1. Borrow only when you need to
In some cases, borrowing makes sense. But there’s always a cost: the interest you pay. In general, borrow only when you need to – and to pay for things that have lasting value or the potential to go up in value.
2. Borrow only as much as you need to
Look at your gross debt service ratio (GDSR). This is the percentage of your gross monthly income that you need to pay your basic housing costs. If your GDSR is higher than 32%, you may find it difficult to cover other expenses.
Also take a look at your total debt service ratio (TDSR). This is the percentage of your gross monthly income that you use for housing and other outstanding loans and debts. Most financial institutions won’t grant you a loan if your TDSR is above 40%.
3. Shop around for the lowest interest rate
If you’re making a major purchase, like a house, a fraction of a per cent can save you thousands of dollars. Make sure you know the right questions to ask before you borrow.
4. Plan ahead
It’s often easier to negotiate a lower interest rate when you have time on your side. It may also be easier to get approved for certain types of loans, like lines of credit, before you may need them. Another idea is to get a pre-approved mortgage if you know you’re going to buy a house.
5. Pay down your debt quickly
The faster you pay off the principal, the less interest you’ll pay. For example, paying down your mortgage biweekly rather than monthly can save you a large amount of interest. On the other hand, if you miss a payment, your interest rate could go up and you could damage your credit rating.

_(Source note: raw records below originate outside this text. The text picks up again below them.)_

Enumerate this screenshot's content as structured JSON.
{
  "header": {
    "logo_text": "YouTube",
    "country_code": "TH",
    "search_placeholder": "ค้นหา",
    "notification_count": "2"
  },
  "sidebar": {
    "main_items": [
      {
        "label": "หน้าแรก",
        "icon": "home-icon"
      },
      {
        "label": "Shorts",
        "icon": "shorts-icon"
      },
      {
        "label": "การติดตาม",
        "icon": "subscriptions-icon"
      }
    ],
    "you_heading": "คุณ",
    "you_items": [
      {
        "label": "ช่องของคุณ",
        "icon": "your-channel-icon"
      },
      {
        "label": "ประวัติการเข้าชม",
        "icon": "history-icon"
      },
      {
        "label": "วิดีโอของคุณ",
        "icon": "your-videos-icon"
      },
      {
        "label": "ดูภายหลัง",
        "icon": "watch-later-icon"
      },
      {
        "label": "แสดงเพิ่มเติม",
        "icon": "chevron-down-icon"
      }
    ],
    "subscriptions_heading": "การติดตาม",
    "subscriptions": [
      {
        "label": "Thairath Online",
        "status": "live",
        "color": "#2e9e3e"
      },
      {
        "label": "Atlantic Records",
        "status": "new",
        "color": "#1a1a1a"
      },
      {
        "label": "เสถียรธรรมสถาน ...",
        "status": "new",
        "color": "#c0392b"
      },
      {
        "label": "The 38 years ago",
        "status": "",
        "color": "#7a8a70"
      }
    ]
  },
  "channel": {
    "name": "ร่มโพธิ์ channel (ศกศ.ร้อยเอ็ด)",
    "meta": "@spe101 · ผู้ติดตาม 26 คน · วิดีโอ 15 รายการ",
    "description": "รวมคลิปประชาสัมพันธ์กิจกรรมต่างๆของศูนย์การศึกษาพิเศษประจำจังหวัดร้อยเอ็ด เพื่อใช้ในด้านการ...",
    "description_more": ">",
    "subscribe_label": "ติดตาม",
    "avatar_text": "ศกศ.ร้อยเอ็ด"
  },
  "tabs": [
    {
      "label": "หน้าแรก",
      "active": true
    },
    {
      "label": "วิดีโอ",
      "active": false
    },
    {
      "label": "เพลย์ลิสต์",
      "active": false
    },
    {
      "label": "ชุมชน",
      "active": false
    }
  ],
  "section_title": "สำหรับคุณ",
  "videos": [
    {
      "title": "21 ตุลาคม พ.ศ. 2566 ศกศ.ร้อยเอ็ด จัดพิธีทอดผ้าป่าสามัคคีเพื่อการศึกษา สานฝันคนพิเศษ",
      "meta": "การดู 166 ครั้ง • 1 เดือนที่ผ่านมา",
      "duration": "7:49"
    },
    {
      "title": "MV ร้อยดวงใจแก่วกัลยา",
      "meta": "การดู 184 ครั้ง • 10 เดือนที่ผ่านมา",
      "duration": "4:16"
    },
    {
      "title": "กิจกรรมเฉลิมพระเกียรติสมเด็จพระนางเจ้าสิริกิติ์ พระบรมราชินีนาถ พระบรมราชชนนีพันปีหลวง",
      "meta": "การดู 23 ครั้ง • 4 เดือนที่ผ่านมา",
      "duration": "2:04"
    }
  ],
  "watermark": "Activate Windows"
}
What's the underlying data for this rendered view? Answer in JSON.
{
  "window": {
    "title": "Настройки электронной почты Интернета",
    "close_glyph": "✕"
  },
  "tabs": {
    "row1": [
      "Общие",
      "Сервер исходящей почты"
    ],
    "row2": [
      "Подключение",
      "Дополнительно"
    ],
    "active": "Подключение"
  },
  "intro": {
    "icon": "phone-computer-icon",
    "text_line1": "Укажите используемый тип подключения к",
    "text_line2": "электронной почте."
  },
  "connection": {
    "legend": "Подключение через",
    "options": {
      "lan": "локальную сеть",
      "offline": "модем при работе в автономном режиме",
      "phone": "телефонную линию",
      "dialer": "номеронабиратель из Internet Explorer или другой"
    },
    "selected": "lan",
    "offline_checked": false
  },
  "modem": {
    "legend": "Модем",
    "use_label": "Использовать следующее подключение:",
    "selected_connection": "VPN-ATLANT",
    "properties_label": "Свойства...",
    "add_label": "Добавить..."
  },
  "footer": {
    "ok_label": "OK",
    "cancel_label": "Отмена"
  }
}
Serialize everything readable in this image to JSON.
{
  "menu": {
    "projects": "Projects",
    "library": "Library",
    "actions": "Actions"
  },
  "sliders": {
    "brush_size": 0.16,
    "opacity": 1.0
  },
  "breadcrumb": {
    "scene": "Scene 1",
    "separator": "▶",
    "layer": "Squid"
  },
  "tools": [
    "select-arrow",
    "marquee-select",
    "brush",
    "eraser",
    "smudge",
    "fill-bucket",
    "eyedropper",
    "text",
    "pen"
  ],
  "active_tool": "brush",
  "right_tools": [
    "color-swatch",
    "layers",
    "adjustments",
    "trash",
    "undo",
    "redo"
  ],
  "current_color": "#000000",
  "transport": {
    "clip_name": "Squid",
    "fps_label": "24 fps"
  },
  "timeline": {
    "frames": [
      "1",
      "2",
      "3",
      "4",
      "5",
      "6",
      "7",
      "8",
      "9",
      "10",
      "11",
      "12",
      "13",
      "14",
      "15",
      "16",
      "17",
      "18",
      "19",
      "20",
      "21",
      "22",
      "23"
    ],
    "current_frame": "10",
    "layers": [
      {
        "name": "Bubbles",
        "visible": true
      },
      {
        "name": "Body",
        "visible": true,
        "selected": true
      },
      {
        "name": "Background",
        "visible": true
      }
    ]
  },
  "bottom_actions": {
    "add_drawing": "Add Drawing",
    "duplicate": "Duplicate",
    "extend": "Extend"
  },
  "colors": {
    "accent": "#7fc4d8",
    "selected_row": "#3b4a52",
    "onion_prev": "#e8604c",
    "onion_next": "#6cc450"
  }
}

Content in this section is provided in partnership with Investor Education Fund, a non-profit organization founded and supported by the Ontario Securities Commission that provides unbiased and independent financial tools to help Canadians make better money decisions. To find out more, go to: GetSmarterAboutMoney.ca